* _PROBLEM REQUIREMENTS_
Below are records; reply with nothing but the number of lines in them that contain "JSON".

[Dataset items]
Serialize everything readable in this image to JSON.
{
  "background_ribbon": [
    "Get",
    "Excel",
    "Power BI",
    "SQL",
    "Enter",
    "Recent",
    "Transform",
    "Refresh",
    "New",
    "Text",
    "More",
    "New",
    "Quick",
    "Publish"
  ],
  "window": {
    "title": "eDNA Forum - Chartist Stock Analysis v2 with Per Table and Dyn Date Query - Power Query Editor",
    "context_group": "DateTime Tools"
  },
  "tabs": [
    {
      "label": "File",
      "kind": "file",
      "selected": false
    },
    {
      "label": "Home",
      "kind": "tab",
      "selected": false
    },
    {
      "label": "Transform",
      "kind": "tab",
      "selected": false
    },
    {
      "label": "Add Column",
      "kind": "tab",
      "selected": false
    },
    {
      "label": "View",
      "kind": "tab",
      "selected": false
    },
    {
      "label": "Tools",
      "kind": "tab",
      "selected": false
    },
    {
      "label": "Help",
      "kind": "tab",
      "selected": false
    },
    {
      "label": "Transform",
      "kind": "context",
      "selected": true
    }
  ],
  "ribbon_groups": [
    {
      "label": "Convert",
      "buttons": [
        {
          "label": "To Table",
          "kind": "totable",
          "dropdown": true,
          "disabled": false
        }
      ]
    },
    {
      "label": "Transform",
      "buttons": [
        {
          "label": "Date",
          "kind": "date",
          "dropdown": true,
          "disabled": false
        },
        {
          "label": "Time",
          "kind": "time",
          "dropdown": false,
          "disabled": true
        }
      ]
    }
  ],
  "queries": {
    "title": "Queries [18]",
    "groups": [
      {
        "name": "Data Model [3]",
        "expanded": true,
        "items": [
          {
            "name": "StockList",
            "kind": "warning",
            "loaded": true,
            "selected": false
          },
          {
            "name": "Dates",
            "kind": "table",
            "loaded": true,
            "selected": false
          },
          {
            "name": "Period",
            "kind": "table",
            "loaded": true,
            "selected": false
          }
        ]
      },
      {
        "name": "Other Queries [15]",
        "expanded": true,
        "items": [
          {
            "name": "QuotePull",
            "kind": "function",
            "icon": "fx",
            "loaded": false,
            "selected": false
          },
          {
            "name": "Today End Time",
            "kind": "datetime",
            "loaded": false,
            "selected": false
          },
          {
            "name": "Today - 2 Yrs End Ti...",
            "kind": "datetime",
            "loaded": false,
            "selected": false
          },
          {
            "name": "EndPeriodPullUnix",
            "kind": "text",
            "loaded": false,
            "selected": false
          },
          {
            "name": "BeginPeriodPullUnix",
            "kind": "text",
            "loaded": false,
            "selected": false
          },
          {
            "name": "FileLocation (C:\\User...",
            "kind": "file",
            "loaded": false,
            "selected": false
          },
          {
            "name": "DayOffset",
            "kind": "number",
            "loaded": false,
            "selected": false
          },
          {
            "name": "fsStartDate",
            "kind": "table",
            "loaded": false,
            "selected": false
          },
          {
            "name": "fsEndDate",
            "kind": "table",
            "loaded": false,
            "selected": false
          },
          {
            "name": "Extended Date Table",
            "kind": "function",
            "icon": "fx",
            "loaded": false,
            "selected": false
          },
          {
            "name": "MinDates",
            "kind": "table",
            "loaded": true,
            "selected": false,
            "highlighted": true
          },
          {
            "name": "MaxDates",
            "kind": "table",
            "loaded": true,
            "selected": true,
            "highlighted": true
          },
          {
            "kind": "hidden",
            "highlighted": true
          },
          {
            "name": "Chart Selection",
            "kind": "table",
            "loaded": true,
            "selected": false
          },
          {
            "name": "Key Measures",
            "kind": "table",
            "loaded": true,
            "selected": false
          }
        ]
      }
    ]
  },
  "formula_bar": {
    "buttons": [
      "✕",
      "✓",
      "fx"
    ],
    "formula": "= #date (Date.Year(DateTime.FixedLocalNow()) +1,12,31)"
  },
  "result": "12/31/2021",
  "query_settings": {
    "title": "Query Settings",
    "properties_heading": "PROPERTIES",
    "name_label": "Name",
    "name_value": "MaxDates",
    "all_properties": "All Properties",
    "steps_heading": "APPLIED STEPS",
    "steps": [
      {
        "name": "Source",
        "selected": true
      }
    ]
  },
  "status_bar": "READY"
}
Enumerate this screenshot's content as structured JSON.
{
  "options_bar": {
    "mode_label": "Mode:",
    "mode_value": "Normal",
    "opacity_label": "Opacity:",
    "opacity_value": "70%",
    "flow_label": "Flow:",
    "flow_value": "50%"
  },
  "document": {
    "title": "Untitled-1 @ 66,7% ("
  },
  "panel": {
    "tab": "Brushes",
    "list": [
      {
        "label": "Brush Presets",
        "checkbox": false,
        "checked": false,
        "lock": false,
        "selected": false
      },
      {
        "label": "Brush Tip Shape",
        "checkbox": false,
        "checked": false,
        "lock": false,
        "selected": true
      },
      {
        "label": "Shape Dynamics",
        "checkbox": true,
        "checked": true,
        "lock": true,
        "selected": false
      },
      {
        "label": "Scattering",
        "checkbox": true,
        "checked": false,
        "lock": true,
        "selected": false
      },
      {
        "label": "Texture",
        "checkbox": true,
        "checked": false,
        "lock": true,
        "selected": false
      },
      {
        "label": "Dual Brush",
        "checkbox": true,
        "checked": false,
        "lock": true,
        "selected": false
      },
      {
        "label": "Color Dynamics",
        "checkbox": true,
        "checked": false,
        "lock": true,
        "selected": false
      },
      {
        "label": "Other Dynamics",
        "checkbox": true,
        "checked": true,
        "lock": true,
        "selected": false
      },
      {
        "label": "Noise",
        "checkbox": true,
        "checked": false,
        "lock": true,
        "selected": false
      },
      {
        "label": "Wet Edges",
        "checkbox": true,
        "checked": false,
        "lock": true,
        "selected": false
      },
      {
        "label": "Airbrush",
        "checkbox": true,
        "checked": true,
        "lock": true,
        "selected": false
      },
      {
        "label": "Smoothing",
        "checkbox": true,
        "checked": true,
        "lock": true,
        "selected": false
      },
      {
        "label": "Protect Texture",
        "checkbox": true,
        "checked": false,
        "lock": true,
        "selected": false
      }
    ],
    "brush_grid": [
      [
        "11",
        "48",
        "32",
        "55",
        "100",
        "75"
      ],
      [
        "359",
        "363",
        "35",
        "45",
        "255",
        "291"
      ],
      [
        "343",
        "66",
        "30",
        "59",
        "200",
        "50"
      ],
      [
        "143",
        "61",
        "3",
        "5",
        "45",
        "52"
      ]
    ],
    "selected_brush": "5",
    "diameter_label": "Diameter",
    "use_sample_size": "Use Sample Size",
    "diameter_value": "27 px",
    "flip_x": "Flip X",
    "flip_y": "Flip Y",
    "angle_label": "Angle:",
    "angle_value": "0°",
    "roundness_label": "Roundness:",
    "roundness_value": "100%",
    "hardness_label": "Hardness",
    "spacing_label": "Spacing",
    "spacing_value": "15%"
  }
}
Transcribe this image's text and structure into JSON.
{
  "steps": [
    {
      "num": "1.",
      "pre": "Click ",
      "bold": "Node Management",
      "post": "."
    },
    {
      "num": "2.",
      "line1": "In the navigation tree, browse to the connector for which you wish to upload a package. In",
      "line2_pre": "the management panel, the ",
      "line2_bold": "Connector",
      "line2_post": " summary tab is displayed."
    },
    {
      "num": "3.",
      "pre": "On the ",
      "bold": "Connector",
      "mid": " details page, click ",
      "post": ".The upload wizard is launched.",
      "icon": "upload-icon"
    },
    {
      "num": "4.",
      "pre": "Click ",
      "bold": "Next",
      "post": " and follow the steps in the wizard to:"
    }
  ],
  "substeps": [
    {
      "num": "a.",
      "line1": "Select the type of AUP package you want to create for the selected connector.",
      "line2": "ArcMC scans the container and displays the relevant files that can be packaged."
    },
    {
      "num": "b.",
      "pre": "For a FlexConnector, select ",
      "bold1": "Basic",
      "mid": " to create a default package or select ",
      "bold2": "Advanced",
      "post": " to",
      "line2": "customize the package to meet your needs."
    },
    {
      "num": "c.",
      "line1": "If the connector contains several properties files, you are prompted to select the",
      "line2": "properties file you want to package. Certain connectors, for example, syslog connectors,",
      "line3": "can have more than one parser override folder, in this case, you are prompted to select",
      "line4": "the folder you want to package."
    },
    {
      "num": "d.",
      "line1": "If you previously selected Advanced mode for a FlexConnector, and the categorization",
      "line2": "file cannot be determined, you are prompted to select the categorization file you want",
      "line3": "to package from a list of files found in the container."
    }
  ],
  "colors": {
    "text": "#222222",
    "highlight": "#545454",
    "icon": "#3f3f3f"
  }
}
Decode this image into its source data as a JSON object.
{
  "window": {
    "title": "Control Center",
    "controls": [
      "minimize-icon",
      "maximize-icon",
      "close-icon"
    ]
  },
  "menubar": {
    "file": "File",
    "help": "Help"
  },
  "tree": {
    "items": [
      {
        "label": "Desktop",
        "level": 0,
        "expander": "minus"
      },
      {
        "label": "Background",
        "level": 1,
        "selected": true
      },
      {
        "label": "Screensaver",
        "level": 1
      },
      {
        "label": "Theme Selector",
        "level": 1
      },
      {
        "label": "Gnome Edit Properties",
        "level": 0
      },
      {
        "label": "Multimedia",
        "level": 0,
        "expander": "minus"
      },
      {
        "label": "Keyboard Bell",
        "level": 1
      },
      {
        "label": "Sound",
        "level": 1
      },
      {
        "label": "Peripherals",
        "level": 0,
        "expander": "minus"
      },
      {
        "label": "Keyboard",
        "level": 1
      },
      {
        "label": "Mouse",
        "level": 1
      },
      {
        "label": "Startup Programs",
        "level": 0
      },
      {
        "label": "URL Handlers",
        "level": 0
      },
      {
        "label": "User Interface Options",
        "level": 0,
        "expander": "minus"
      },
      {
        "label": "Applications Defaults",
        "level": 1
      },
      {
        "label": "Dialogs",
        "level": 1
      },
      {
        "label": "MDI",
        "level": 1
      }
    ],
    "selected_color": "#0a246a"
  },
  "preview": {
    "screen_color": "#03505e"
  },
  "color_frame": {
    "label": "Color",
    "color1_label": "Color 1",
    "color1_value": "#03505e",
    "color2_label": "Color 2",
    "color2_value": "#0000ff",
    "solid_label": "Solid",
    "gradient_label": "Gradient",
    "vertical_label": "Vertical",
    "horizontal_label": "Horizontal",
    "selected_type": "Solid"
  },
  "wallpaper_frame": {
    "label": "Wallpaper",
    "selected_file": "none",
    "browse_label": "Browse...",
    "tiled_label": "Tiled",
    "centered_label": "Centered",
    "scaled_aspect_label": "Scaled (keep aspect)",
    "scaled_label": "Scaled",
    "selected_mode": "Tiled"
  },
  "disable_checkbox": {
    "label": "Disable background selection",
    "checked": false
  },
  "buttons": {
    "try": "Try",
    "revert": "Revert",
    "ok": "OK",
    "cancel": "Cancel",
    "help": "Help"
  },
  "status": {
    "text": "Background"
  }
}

* _OUTPUT BELOW_
4